Requirement:
When the string "true" is part of a line in the data below, report the whole line.

[Dataset rows for apps and sites]
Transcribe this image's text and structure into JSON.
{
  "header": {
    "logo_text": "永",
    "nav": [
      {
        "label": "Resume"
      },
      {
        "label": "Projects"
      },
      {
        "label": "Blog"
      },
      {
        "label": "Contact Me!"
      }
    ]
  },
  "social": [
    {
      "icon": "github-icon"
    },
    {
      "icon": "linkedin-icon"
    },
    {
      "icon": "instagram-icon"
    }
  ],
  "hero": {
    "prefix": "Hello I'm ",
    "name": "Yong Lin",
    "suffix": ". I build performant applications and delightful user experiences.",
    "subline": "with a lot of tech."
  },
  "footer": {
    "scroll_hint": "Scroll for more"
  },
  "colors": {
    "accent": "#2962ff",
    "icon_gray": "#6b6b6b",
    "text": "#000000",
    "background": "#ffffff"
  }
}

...

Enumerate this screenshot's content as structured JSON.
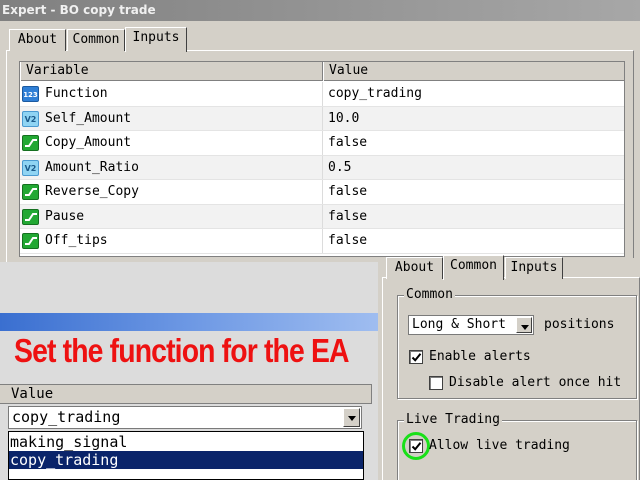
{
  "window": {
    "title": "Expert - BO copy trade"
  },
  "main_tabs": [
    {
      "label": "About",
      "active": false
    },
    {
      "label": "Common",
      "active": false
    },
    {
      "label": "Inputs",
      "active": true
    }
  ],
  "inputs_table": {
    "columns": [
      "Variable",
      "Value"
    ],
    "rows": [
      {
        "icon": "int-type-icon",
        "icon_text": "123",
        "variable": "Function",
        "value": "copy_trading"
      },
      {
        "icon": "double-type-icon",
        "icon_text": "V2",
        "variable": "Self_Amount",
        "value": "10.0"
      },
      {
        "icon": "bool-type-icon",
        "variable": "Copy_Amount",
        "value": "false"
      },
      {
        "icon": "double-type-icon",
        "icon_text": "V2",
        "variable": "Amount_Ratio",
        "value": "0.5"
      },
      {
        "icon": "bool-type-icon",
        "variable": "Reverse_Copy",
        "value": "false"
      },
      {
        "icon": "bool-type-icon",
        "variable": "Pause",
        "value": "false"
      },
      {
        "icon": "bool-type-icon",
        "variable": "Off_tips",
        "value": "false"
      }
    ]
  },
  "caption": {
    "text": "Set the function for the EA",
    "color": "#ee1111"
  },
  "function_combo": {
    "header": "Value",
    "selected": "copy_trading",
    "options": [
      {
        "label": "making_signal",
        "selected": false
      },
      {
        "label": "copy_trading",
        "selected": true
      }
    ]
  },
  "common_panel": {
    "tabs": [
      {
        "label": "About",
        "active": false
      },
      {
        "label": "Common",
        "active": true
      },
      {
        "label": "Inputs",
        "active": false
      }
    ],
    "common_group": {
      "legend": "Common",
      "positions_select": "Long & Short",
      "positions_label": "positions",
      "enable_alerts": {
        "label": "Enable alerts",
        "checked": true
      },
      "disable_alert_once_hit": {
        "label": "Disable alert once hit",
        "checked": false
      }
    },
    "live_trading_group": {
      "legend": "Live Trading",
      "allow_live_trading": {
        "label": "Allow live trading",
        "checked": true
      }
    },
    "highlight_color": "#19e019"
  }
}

Answer space:
      "active": true
        "selected": true
        "active": true
        "checked": true
        "checked": true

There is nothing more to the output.